Canada’s reputation as a caring and progressive society has been tarnished by how the nation’s highest court has stigmatized people living with HIV. And, as recent court battles show, the supreme court rulings aren’t just charged and stigmatizing, they are also on shaky legal ground.
During an impassioned lecture at the University of Calgary recently, celebrated human rights advocate and HIV activist Justice Edwin Cameron, of South Africa’s highest court, described the treatment of those living with HIV at the hands of the Supreme Court of Canada (SCC) as a “uniquely Canadian monstrosity.”
“Worldwide, despite antiretroviral treatment, about one million people die of AIDS annually. Many of them, roughly but accurately expressed, are dying of stigma,” said Cameron, who was diagnosed with HIV in 1986. His struggle with the virus, and his advocacy work, formed part of his best-selling memoir, Witness To AIDS.

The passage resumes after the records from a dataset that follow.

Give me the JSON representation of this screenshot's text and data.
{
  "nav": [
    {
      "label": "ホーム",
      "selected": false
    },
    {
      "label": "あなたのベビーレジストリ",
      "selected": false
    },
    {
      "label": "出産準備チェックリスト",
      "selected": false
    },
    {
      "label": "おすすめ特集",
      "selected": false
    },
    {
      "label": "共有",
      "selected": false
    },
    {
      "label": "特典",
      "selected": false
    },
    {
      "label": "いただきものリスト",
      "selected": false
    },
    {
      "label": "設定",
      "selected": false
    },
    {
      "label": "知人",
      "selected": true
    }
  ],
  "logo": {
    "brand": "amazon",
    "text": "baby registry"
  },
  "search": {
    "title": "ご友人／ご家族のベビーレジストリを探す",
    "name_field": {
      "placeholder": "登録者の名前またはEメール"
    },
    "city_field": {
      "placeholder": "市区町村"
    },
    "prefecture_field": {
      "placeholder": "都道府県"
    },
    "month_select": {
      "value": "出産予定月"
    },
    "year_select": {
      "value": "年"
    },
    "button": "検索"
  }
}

Stigma, he argued, is “a social brand of judgment, an imprint of contempt and ostracism” that perpetuates silence and shame, and even fear of diagnosis, meaning too many people are not accessing the treatment that can restore their health.
The Supreme Court of Canada, charged Cameron, has served to perpetuate that fear with a set of decisions that imposed a legal duty on those living with HIV to disclose their status to partners even if they are receiving antiretroviral treatment, which reduces the virus to virtually undetectable levels.
“Canada has a dubious distinction. After the United States and Russia and eastern European countries,” said Cameron. “It has prosecuted more cases, it has put more people in prison for simple non-disclosure of HIV infection, than any other country. It lags behind only a handful of jurisdictions in absolute numbers of convictions.”
Prosecution is effective in deterring people from getting tested, while giving the public a false sense of security.
And all the prosecution, which results from non-disclosure being treated in Canada as a criminal offence, is doing more harm than good, according to the Community, AIDS, Treatment, Information Exchange (CATIE), a Canadian group that promotes good practices for treatment and prevention programs for those living with HIV and hepatitis C.
CATIE points out there is zero evidence to show criminal penalties deter participation in behaviours that present risk of transmission. But prosecution is effective in deterring people from getting tested, while giving the public a false sense of security that criminal prosecutions will somehow protect them, Cameron pointed out. CATIE has recorded …
Source:: The Huffington Post – Canada Travel